Goal 4. Ensure inclusive and equitable quality education and promote lifelong learning opportunities for all;
Goal 5. Achieve gender equality and empower all women and girls;
Goal 6. Ensure availability and sustainable management of water and sanitation for all;
Goal 7. Ensure access to affordable, reliable, sustainable and modern energy for all;
Goal 8. Promote sustained, inclusive and sustainable economic growth, full and productive employment and decent work for all;
Goal 9. Build resilient infrastructure, promote inclusive and sustainable industrialization and foster innovation;
Goal 10. Reduce inequality within and among countries;
Goal 11. Make cities and human settlements inclusive, safe, resilient and sustainable;
Goal 12. Ensure sustainable consumption and production patterns; Goal 13. Take urgent action to combat climate change and its impacts*;
Goal 14. Conserve and sustainably use the oceans, seas and marine resources for sustainable development;
Goal 15. Protect, restore and promote sustainable use of terrestrial ecosystems, sustainably manage forests, combat desertification, halt and reverse land degradation, halt biodiversity loss;

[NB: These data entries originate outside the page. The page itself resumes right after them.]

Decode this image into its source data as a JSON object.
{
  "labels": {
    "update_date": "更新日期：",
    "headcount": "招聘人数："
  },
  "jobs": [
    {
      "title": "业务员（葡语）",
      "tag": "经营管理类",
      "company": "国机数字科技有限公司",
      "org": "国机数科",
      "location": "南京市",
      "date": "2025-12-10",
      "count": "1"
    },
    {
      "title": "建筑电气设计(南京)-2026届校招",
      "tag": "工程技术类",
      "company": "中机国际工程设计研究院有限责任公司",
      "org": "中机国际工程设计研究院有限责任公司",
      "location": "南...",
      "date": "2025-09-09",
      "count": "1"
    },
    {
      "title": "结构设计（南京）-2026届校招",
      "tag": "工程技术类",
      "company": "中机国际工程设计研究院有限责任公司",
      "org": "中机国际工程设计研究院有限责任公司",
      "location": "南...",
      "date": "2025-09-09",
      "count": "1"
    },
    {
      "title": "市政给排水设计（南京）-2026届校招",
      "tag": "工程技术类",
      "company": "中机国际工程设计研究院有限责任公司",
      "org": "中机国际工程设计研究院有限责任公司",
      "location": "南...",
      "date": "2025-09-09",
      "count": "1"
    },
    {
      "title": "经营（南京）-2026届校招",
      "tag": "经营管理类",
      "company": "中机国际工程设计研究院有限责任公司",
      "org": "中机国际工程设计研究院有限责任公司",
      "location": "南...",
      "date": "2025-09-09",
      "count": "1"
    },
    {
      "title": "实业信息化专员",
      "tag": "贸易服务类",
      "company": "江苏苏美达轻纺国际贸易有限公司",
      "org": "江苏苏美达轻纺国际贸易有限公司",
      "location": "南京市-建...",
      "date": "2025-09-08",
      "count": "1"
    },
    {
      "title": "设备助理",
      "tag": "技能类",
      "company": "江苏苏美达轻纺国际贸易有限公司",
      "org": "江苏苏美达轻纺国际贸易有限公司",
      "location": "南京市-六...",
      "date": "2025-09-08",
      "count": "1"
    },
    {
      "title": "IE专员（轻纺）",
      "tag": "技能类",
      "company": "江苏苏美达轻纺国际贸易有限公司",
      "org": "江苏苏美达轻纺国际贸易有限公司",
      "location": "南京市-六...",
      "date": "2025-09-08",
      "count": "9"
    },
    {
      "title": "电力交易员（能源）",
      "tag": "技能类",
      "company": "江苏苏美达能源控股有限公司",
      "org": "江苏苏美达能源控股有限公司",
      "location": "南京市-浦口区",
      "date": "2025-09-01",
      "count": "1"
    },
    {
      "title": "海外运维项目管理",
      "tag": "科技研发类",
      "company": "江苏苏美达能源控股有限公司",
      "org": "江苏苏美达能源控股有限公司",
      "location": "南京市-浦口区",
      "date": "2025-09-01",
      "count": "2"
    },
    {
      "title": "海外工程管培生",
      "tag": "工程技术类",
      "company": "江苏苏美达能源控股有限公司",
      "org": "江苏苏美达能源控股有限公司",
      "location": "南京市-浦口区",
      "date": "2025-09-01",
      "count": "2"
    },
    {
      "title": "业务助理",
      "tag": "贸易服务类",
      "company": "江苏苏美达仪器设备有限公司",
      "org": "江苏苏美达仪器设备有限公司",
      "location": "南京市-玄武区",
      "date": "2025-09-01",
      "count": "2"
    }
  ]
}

Goal 16. Promote peaceful and inclusive societies for sustainable development, provide access to justice for all and build effective, accountable and inclusive institutions at all levels;
Goal 17. Strengthen the means of implementation and revitalize the global partnership for sustainable development.
If these goals – which are supposed to be on the agenda for 2030 – are to be met appropriately, every bilateral and free trade agreement in the world needs changing, as does the World Trade Organisation agreement, alongside worldwide national economic priorities and policies.
The American president – whoever he or she happened to be at this point in history – could be leading the world, insisting that all trade deals conform with the sustainable development goals, campaigning to end poverty, maintain ecosystems and build a peaceful world – rather than picking a fight over the U.S. trade deficit.
Instead, this American President has picked a fight for entirely the wrong reasons – which he didn’t need to have – and which is liable to have unforeseen and negative consequences for the very people he claims he is defending: ordinary American workers and their families.
Source: Independent Australia, 5 Mar 2018 https://independentaustralia.net/politics/politics-display/trumps-trade-war-and-the-option-of-fair-rather-than-free-trade,11262
You can read more by Dr Steven Hail at erablogdotcom, and also follow him on Twitter @StevenHailAus, as well as on Facebook at Green Modern Monetary Theory and Practice.Know someone interested? Please share